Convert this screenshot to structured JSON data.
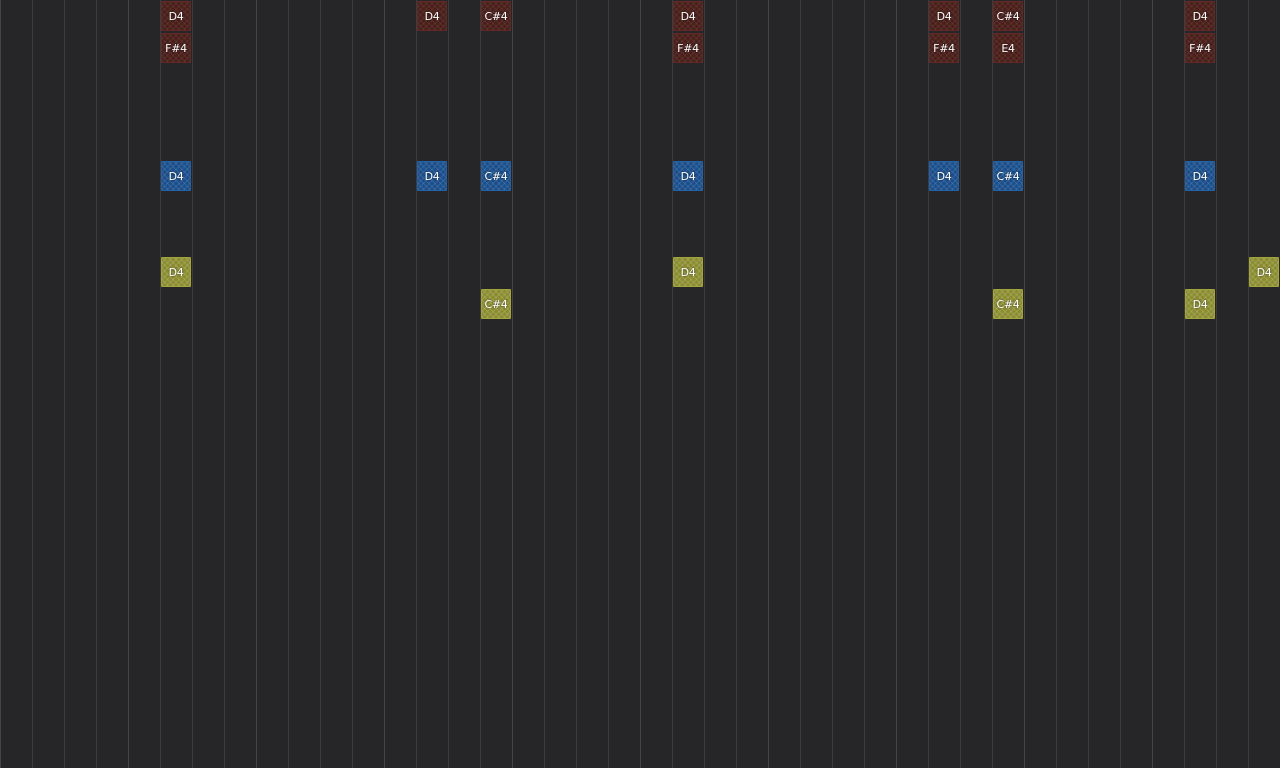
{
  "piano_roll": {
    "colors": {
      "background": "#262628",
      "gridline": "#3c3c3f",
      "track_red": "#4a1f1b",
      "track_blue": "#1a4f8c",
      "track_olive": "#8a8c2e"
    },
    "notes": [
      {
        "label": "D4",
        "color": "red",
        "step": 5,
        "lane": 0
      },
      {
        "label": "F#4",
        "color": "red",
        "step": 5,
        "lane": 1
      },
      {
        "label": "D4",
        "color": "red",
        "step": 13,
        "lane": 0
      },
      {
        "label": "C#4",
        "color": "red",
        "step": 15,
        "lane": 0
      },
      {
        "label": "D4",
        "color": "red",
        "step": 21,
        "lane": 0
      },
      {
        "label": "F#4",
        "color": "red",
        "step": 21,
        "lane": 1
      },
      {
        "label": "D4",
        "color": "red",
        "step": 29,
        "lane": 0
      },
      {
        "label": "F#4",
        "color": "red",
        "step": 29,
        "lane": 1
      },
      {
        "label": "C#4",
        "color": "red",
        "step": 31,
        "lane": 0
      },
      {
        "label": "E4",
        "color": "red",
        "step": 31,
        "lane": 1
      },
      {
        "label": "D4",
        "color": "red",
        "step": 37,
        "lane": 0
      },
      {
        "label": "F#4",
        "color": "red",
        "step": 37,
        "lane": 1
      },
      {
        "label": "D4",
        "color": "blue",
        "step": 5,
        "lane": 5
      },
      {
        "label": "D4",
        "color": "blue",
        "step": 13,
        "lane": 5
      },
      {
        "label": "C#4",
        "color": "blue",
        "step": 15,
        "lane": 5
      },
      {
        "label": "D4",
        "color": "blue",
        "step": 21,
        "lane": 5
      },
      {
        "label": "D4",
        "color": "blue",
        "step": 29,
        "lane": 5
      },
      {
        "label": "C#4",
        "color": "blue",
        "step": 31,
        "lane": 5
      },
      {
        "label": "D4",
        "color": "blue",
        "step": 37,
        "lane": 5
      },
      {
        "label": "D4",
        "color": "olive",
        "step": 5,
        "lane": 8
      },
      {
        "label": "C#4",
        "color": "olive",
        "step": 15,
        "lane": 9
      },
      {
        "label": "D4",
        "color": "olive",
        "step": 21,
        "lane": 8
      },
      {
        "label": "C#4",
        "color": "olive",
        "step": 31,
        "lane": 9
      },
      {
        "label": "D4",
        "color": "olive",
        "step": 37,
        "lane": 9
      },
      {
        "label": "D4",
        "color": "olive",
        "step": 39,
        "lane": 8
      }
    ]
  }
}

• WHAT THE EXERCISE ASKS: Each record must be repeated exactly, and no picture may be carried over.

• YOUR RESPONSE:
Convert this screenshot to structured JSON data.
{
  "piano_roll": {
    "colors": {
      "background": "#262628",
      "gridline": "#3c3c3f",
      "track_red": "#4a1f1b",
      "track_blue": "#1a4f8c",
      "track_olive": "#8a8c2e"
    },
    "notes": [
      {
        "label": "D4",
        "color": "red",
        "step": 5,
        "lane": 0
      },
      {
        "label": "F#4",
        "color": "red",
        "step": 5,
        "lane": 1
      },
      {
        "label": "D4",
        "color": "red",
        "step": 13,
        "lane": 0
      },
      {
        "label": "C#4",
        "color": "red",
        "step": 15,
        "lane": 0
      },
      {
        "label": "D4",
        "color": "red",
        "step": 21,
        "lane": 0
      },
      {
        "label": "F#4",
        "color": "red",
        "step": 21,
        "lane": 1
      },
      {
        "label": "D4",
        "color": "red",
        "step": 29,
        "lane": 0
      },
      {
        "label": "F#4",
        "color": "red",
        "step": 29,
        "lane": 1
      },
      {
        "label": "C#4",
        "color": "red",
        "step": 31,
        "lane": 0
      },
      {
        "label": "E4",
        "color": "red",
        "step": 31,
        "lane": 1
      },
      {
        "label": "D4",
        "color": "red",
        "step": 37,
        "lane": 0
      },
      {
        "label": "F#4",
        "color": "red",
        "step": 37,
        "lane": 1
      },
      {
        "label": "D4",
        "color": "blue",
        "step": 5,
        "lane": 5
      },
      {
        "label": "D4",
        "color": "blue",
        "step": 13,
        "lane": 5
      },
      {
        "label": "C#4",
        "color": "blue",
        "step": 15,
        "lane": 5
      },
      {
        "label": "D4",
        "color": "blue",
        "step": 21,
        "lane": 5
      },
      {
        "label": "D4",
        "color": "blue",
        "step": 29,
        "lane": 5
      },
      {
        "label": "C#4",
        "color": "blue",
        "step": 31,
        "lane": 5
      },
      {
        "label": "D4",
        "color": "blue",
        "step": 37,
        "lane": 5
      },
      {
        "label": "D4",
        "color": "olive",
        "step": 5,
        "lane": 8
      },
      {
        "label": "C#4",
        "color": "olive",
        "step": 15,
        "lane": 9
      },
      {
        "label": "D4",
        "color": "olive",
        "step": 21,
        "lane": 8
      },
      {
        "label": "C#4",
        "color": "olive",
        "step": 31,
        "lane": 9
      },
      {
        "label": "D4",
        "color": "olive",
        "step": 37,
        "lane": 9
      },
      {
        "label": "D4",
        "color": "olive",
        "step": 39,
        "lane": 8
      }
    ]
  }
}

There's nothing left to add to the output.